Cuba is an international city – lots of tourists everywhere. The menu reflects such.
TC’s bucket list included enjoying an authentic Cuban churro. Even Miriam concluded this was the best churro she had ever eaten. I had to agree. It was awesome. Who knew churros could be so good?
Here is a short little video with the sights and sounds of the city.
We drove down to Key West on a Wednesday and spent the night on the boat. On Thursday, we picked up final provisions in preparation for a sail time of 3:00pm. It was estimated that this sail would take approximately 20 hours. The boats were released in three different waves.
The boat was very comfortable with two staterooms (and two heads). The two heads would come in handy as the evening wore on.

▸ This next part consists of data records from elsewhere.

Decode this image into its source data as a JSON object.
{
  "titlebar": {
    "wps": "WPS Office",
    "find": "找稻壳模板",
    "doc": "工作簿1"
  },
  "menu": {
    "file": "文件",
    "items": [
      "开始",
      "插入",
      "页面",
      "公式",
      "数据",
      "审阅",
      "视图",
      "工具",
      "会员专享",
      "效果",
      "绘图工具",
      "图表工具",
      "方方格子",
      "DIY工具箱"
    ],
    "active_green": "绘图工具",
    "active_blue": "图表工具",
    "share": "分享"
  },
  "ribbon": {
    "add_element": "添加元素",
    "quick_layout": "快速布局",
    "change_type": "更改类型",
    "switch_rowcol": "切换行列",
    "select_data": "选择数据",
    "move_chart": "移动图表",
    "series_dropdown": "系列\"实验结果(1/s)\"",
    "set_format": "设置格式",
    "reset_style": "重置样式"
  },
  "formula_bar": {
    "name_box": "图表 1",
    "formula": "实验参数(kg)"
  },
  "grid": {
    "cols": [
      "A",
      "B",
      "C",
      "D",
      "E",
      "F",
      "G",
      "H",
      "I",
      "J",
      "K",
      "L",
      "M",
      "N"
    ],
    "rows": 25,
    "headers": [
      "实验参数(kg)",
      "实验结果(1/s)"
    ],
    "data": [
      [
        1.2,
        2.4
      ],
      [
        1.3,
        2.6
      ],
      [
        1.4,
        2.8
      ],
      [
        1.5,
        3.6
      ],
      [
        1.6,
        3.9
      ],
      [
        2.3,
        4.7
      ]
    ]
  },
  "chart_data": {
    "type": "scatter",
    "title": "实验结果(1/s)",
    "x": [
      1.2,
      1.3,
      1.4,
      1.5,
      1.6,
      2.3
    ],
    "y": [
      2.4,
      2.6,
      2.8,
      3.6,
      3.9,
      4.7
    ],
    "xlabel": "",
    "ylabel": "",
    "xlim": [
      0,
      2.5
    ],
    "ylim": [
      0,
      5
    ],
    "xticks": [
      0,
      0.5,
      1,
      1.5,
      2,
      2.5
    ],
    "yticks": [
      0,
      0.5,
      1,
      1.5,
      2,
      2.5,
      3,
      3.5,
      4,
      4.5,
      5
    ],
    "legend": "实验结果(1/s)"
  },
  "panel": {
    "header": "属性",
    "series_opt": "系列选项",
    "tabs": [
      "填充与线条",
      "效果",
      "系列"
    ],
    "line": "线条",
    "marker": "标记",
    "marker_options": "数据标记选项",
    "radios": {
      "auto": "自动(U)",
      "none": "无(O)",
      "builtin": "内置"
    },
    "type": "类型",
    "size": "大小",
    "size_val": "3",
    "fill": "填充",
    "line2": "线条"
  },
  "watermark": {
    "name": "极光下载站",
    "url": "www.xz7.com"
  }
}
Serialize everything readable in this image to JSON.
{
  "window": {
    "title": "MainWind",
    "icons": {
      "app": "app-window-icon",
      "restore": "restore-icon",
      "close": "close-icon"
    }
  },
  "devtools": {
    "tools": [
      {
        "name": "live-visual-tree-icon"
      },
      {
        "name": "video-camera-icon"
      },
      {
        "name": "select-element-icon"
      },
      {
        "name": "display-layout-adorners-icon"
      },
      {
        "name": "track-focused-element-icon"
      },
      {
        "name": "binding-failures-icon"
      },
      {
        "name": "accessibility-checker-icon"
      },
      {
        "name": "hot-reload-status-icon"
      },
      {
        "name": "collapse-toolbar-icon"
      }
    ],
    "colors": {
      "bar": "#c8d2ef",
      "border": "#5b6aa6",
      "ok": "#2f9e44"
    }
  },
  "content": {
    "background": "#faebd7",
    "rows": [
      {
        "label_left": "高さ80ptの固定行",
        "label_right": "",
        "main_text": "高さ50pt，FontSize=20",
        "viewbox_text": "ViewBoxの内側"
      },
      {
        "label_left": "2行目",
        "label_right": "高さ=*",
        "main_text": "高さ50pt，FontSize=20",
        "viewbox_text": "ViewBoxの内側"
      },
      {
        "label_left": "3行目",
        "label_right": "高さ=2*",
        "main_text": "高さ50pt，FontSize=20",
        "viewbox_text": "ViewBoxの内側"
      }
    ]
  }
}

Although, we all took some kind of anti-nausea drug – half our crew (2 mates) became incapacitated as the sun went down and night fell upon us. Thankfully, the Captain was ship shape as was yours truly. The ride was a bit bumpy but not crazy. The winds were S-SE at about 23 knots. The seas were about 6ft. So, we had the wind at our back and that was a good thing. Unfortunately, at about 10pm Thursday evening we lost the autopilot. It seems the stern got pushed around a bit with the mizzen up and put enough strain on auto that an aluminum plate that the gears were attached to broke at the solder lines and fell into the bilge. So, that meant manual sailing the rest of the way. Later that night or early morning the console GPS went kaput. Then the handheld GPS battery died. We did have other backups but since there were so many boats going our way we just followed the stern lights of another boat until dawn. Captain Tom handled most of the steerage duty – but did hand-off to yours truly for an occasional break.
With two mates out of commission our two-hour watches fell to the wayside. Did I tell you it was a long, long night?
There was nothing quite like seeing Cuba on the horizon. From this point it would still take about 3 hours to get to the marina harbor. What a sight, though.
There are communication protocols that you follow when requesting entry to the marina. The Cuban authorities had small spotter boats out to liaison with customs and the sailboats so we would know when we could enter the marina. Our first stop was the customs dock where a number of authorities would come aboard to check our passports, inspect the boat, take our temperatures, ask questions, etc. Once that process was complete, we were assigned our spot in one of the marina canals.
We had finally arrived! I think we all slept pretty well that night.
The mad scramble began! First of all, we had to check with pet sitter – if pet sitter was not available then all was kaput. Pet sitter responded immediately – yes, available! Next, work time off. Lisa had been on the job less than a year but boss said that if you’ve got the time then you can take it. She had the time accrued! Passports! Got passports through UF passport office – highly recommend them – use them instead of Post Office. Paid extra to get them expedited. DHS was on top of things – got them quickly.
This was actually a Rally Cruise put on by Cruising World and Harmony Yacht Vacations:
Experience CUBA both from land and sea! Be part of history when 50+ vessels sail to the amazing Cuban port of Marina Hemingway. The experience just gets started with unique people-to-people tours and projects to give you the opportunity to experience the famed city of Havana and the amazing countryside with optional tours to Vinales to see an actual working tobacco farm! Also included is a “Parade of Vessels” along the Malecon and El Morro Castle led by none other than Commodore Escrich of the famed Hemingway Yacht Club!
We knew it to be the chance of a lifetime and could not pass it up!